* [REQUIRED WORK]: The records below must be copied in full, exactly as they read.

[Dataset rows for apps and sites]

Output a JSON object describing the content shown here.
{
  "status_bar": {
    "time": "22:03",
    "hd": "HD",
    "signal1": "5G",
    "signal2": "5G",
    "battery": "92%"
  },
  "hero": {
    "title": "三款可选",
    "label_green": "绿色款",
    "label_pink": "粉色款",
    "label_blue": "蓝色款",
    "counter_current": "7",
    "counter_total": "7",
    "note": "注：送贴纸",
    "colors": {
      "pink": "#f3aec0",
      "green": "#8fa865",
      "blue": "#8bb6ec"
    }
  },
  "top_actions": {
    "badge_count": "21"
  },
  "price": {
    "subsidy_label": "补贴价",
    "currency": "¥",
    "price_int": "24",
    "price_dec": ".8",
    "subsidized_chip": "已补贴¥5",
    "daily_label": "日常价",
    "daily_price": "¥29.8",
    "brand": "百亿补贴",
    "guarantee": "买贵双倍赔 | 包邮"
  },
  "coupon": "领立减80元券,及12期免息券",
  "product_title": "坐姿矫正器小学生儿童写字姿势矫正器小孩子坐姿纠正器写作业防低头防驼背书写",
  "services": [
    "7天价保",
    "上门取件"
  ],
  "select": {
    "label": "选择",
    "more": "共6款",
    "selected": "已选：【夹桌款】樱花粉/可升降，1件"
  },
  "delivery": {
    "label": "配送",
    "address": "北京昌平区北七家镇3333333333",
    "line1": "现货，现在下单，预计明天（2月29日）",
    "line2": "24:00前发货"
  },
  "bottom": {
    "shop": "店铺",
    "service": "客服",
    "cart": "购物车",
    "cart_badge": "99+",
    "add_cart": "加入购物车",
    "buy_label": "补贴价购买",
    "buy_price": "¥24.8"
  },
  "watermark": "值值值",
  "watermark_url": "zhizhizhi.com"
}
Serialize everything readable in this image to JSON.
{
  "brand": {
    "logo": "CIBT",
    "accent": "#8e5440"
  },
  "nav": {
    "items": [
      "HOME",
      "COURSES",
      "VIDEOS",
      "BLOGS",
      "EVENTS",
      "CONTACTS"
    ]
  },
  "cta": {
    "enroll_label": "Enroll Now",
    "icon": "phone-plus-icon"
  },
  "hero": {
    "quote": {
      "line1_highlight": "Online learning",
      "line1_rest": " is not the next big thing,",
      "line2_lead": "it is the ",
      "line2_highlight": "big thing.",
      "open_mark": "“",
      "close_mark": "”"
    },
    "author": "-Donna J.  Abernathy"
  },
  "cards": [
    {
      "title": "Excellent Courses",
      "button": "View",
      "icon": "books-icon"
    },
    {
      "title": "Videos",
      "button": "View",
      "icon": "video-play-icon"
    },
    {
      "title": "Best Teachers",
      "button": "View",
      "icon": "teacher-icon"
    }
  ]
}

* [TASK RESPONSE]:
Output a JSON object describing the content shown here.
{
  "status_bar": {
    "time": "22:03",
    "hd": "HD",
    "signal1": "5G",
    "signal2": "5G",
    "battery": "92%"
  },
  "hero": {
    "title": "三款可选",
    "label_green": "绿色款",
    "label_pink": "粉色款",
    "label_blue": "蓝色款",
    "counter_current": "7",
    "counter_total": "7",
    "note": "注：送贴纸",
    "colors": {
      "pink": "#f3aec0",
      "green": "#8fa865",
      "blue": "#8bb6ec"
    }
  },
  "top_actions": {
    "badge_count": "21"
  },
  "price": {
    "subsidy_label": "补贴价",
    "currency": "¥",
    "price_int": "24",
    "price_dec": ".8",
    "subsidized_chip": "已补贴¥5",
    "daily_label": "日常价",
    "daily_price": "¥29.8",
    "brand": "百亿补贴",
    "guarantee": "买贵双倍赔 | 包邮"
  },
  "coupon": "领立减80元券,及12期免息券",
  "product_title": "坐姿矫正器小学生儿童写字姿势矫正器小孩子坐姿纠正器写作业防低头防驼背书写",
  "services": [
    "7天价保",
    "上门取件"
  ],
  "select": {
    "label": "选择",
    "more": "共6款",
    "selected": "已选：【夹桌款】樱花粉/可升降，1件"
  },
  "delivery": {
    "label": "配送",
    "address": "北京昌平区北七家镇3333333333",
    "line1": "现货，现在下单，预计明天（2月29日）",
    "line2": "24:00前发货"
  },
  "bottom": {
    "shop": "店铺",
    "service": "客服",
    "cart": "购物车",
    "cart_badge": "99+",
    "add_cart": "加入购物车",
    "buy_label": "补贴价购买",
    "buy_price": "¥24.8"
  },
  "watermark": "值值值",
  "watermark_url": "zhizhizhi.com"
}
Serialize everything readable in this image to JSON.
{
  "brand": {
    "logo": "CIBT",
    "accent": "#8e5440"
  },
  "nav": {
    "items": [
      "HOME",
      "COURSES",
      "VIDEOS",
      "BLOGS",
      "EVENTS",
      "CONTACTS"
    ]
  },
  "cta": {
    "enroll_label": "Enroll Now",
    "icon": "phone-plus-icon"
  },
  "hero": {
    "quote": {
      "line1_highlight": "Online learning",
      "line1_rest": " is not the next big thing,",
      "line2_lead": "it is the ",
      "line2_highlight": "big thing.",
      "open_mark": "“",
      "close_mark": "”"
    },
    "author": "-Donna J.  Abernathy"
  },
  "cards": [
    {
      "title": "Excellent Courses",
      "button": "View",
      "icon": "books-icon"
    },
    {
      "title": "Videos",
      "button": "View",
      "icon": "video-play-icon"
    },
    {
      "title": "Best Teachers",
      "button": "View",
      "icon": "teacher-icon"
    }
  ]
}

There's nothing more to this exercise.